What is MPGe and How is It Calculated?
When you’re comparing fuel efficiency for conventional vehicles, MPG (Miles Per Gallon) is all you need to know. For hybrids and all-electrics, you need to start taking MPGe (Miles Per Gallon equivalent) into account. So:
- What does MPGe mean?
- How is MPGe calculated?
- How should you shop using MPGe ratings?
We’ve broken down each question to get you up to speed on MPGe.
What Does MPGe Signify?
When hybrid and electric vehicles started hitting the roads, federal agencies were faced with something of a quandary: how could they let shoppers compare energy costs without the conventional MPG rating? An all-electric vehicle doesn’t use “gallons” of anything, and a hybrid supplements its fuel with electric input, so an easy apples-to-apples standard had to be developed.
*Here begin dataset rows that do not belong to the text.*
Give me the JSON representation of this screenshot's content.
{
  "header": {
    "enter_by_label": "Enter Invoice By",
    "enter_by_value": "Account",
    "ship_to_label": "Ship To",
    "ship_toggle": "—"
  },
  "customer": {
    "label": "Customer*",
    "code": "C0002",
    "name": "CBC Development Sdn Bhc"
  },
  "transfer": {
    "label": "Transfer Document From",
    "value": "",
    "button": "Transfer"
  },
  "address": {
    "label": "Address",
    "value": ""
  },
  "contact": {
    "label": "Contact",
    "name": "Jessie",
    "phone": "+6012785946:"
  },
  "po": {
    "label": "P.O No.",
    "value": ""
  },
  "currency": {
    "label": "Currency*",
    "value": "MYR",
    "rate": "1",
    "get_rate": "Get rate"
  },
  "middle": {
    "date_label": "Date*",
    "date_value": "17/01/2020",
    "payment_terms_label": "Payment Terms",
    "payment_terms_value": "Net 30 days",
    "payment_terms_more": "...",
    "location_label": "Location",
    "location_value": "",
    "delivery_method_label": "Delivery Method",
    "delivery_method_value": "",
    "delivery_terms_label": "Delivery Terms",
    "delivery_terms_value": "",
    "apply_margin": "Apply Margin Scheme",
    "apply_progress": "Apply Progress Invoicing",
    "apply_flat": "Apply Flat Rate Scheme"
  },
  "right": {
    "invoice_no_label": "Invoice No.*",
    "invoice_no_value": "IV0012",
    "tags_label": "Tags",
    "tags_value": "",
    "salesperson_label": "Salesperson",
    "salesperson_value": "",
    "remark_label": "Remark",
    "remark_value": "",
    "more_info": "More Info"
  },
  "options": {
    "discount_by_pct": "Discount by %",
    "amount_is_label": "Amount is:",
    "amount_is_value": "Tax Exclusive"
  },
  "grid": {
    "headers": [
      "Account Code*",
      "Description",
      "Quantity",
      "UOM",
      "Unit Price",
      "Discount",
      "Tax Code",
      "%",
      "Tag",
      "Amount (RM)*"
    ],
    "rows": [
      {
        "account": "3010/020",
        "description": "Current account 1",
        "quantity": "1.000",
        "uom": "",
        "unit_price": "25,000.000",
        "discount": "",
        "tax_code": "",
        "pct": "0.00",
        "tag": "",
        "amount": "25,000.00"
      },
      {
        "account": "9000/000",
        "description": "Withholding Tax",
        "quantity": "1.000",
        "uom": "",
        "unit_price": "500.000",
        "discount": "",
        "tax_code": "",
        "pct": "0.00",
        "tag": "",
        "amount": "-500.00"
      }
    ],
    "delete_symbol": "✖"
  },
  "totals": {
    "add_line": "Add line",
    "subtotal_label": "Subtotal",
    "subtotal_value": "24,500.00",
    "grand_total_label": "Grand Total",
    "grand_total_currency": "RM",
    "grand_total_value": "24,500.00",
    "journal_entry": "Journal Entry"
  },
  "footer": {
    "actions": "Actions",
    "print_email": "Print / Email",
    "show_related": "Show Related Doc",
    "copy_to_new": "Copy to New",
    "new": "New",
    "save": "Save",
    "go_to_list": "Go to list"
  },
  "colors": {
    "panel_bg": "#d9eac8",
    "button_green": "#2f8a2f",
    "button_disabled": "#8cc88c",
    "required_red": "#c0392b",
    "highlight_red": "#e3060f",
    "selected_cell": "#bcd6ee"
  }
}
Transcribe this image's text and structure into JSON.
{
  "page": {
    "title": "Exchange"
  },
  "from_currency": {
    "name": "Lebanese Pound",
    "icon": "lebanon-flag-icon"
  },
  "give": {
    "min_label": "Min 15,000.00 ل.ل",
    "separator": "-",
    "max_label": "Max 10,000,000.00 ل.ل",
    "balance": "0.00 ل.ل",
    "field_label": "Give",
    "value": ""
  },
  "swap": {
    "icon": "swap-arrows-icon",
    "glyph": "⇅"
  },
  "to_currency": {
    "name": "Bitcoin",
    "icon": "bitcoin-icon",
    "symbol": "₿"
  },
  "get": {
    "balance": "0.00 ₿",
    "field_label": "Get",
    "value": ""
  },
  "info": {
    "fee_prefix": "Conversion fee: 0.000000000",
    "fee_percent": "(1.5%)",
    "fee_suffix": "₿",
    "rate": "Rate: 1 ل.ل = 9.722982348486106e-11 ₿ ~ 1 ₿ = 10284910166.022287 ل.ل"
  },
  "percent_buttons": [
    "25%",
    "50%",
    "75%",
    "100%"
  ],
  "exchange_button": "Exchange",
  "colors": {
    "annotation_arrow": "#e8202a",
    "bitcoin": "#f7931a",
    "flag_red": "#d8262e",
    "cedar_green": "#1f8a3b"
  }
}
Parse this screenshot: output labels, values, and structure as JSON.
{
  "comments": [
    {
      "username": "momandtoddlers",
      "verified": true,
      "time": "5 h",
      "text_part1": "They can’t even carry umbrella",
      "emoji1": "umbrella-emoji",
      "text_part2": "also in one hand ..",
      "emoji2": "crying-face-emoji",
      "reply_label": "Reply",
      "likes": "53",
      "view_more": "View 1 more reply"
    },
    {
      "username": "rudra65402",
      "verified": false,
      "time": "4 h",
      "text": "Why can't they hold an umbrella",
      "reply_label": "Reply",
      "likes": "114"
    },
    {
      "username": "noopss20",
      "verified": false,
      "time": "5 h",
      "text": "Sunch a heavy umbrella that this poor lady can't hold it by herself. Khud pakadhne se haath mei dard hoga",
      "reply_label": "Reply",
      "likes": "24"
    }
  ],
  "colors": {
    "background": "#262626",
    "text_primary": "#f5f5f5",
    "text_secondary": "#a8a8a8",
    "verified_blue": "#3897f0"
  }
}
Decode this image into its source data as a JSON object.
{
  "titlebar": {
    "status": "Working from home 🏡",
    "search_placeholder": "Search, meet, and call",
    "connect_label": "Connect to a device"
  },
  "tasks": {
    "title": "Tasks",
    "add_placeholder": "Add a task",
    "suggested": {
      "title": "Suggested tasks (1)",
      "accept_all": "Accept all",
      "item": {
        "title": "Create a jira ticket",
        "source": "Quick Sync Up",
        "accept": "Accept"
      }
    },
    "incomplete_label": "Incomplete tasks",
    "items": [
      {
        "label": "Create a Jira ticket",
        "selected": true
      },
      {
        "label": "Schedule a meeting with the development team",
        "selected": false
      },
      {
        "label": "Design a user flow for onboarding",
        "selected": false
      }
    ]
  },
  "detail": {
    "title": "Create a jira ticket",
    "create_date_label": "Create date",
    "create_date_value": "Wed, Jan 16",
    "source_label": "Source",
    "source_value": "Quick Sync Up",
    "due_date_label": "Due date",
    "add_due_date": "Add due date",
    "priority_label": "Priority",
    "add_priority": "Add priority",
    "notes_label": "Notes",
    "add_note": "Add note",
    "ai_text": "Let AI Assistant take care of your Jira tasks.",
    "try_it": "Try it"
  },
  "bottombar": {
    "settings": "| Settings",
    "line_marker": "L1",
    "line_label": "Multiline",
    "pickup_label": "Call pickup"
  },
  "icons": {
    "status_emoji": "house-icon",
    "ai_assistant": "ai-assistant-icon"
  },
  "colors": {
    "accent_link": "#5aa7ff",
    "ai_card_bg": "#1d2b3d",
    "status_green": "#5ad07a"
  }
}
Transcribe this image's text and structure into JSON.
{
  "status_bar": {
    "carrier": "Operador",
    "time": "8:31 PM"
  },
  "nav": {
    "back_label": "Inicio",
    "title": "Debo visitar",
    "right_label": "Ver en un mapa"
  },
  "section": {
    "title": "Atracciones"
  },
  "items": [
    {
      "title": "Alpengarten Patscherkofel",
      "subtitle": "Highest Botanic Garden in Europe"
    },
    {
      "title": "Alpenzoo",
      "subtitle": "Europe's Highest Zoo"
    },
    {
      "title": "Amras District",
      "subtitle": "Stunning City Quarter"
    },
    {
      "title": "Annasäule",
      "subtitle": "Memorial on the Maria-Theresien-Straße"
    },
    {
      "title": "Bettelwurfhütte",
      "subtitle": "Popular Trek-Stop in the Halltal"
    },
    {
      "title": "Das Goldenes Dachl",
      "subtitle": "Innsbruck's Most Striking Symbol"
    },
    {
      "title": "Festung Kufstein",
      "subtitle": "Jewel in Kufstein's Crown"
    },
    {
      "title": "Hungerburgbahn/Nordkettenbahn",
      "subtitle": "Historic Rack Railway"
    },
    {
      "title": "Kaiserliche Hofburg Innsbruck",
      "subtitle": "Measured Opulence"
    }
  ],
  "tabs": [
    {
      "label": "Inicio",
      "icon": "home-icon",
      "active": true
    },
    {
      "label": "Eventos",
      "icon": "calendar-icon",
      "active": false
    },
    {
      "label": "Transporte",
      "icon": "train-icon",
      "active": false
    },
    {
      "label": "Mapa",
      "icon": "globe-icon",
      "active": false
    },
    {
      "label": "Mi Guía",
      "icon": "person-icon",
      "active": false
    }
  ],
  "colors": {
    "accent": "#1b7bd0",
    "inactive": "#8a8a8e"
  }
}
That’s where MPGe comes from: it stands for “Miles Per Gallon equivalent.” Instead of using unfamiliar terms, such as kilowatts and kilowatt-hours, the MPGe standard is easy enough to understand. It simply refers to the number of miles a vehicle can travel using a quantity of electricity, with the energy content identical to one gallon of gasoline.
How is MPGe Calculated?
MPGe is a virtual calculation. The EPA conducts test cycles and assumes averages for key variables, including electricity rates and fuel costs. It sounds like a hit-or-miss process, but it’s used across all electric and hybrid models to provide a relatively accurate impression of how each one will behave.
Essentially, if the EPA rates a certain hybrid or electric vehicle at 100 MPGe, it means its operating efficiency is on par with a fuel-based car that gets 100 mpg.
How Should You Shop Using MPGe Ratings?
- All-Electric: If you’re shopping for a battery-electric car, the distance it covers from full battery to flat is its MPGe rating – this goes on the sticker in place of the traditional MPG figure. For example, the Ford Focus Electric makes up to 107 combined MPGe.
- Hybrid: When you’re shopping for a hybrid, you’ll find two types of rating; traditional MPG shows how far a vehicle goes under conventional power, while MPGe shows how far it goes when the battery pack is used.